Beginning at the line that contains "Convert this screenshot", output each line exactly through the end of the records, and drop any pictures.

### [Entries shown]
"""

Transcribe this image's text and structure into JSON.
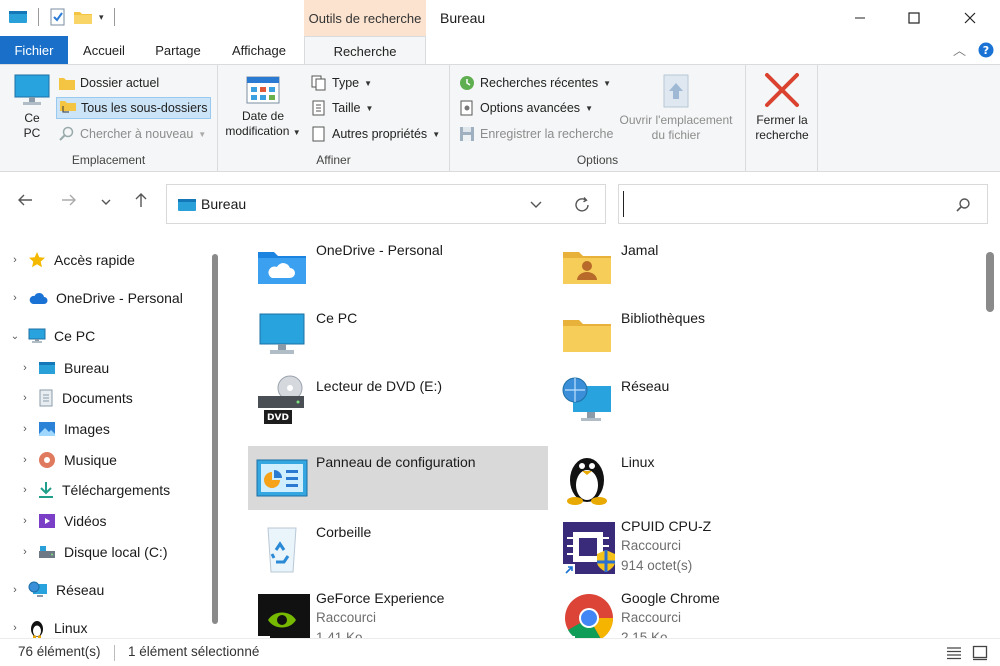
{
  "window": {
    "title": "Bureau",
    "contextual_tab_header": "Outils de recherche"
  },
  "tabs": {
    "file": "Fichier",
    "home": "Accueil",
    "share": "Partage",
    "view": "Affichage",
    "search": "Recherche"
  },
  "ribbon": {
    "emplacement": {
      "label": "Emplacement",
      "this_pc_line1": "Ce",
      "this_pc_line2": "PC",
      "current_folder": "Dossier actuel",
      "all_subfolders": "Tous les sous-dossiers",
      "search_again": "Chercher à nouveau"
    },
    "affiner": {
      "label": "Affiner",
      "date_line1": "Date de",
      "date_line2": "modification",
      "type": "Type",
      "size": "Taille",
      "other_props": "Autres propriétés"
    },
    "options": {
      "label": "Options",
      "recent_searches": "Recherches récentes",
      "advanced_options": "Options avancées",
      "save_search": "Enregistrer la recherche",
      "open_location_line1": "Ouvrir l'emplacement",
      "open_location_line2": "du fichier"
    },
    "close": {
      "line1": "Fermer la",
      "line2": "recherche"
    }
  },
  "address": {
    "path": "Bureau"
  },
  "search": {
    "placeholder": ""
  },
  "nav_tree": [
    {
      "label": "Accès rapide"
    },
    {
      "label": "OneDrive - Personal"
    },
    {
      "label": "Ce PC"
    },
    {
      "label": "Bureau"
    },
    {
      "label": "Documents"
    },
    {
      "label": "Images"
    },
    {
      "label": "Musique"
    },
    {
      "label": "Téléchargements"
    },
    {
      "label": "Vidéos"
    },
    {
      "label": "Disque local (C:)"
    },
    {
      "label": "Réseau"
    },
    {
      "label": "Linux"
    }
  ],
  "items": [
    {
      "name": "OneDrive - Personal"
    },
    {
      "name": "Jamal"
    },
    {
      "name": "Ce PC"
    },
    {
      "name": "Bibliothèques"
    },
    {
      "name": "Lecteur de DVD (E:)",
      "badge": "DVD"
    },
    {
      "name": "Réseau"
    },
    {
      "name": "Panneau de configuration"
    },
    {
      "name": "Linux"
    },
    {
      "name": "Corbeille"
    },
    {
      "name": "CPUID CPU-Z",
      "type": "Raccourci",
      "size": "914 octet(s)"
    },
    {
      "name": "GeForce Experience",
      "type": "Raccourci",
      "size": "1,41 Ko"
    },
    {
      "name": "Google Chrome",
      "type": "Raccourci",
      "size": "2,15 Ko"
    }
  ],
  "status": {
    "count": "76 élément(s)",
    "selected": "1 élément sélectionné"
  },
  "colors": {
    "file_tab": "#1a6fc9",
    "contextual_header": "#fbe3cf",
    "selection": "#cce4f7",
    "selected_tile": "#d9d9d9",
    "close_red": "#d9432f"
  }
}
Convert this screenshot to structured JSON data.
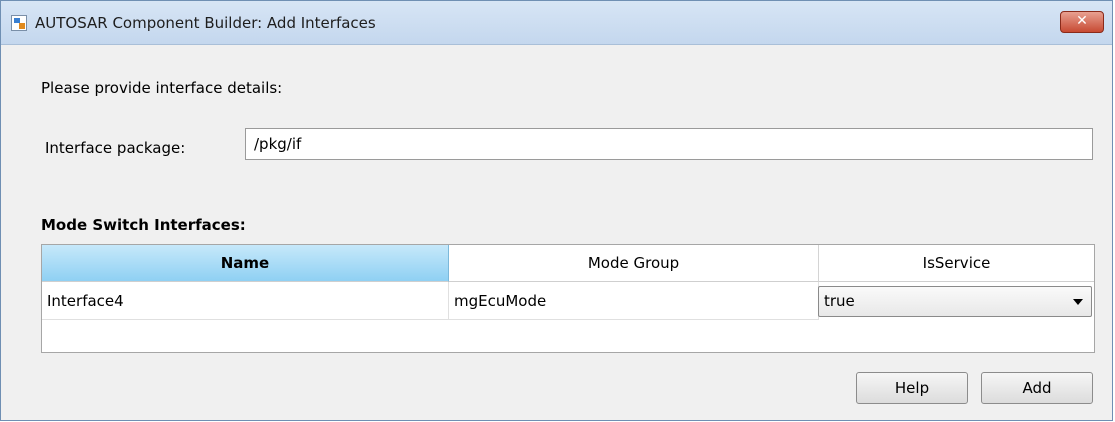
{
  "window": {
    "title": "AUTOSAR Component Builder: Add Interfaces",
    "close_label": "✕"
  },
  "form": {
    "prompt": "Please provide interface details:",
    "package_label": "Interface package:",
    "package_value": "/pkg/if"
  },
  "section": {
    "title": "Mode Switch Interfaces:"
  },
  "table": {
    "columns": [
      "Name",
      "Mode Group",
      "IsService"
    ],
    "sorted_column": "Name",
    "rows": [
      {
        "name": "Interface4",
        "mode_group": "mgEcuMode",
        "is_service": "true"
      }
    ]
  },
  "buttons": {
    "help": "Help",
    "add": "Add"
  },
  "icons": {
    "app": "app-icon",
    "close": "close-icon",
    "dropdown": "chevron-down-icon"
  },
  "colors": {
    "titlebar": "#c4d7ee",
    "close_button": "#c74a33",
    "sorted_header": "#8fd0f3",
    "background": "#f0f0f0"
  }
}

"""

### [Answer to this exercise]
Convert this screenshot to structured JSON data.
{
  "window": {
    "title": "AUTOSAR Component Builder: Add Interfaces",
    "close_label": "✕"
  },
  "form": {
    "prompt": "Please provide interface details:",
    "package_label": "Interface package:",
    "package_value": "/pkg/if"
  },
  "section": {
    "title": "Mode Switch Interfaces:"
  },
  "table": {
    "columns": [
      "Name",
      "Mode Group",
      "IsService"
    ],
    "sorted_column": "Name",
    "rows": [
      {
        "name": "Interface4",
        "mode_group": "mgEcuMode",
        "is_service": "true"
      }
    ]
  },
  "buttons": {
    "help": "Help",
    "add": "Add"
  },
  "icons": {
    "app": "app-icon",
    "close": "close-icon",
    "dropdown": "chevron-down-icon"
  },
  "colors": {
    "titlebar": "#c4d7ee",
    "close_button": "#c74a33",
    "sorted_header": "#8fd0f3",
    "background": "#f0f0f0"
  }
}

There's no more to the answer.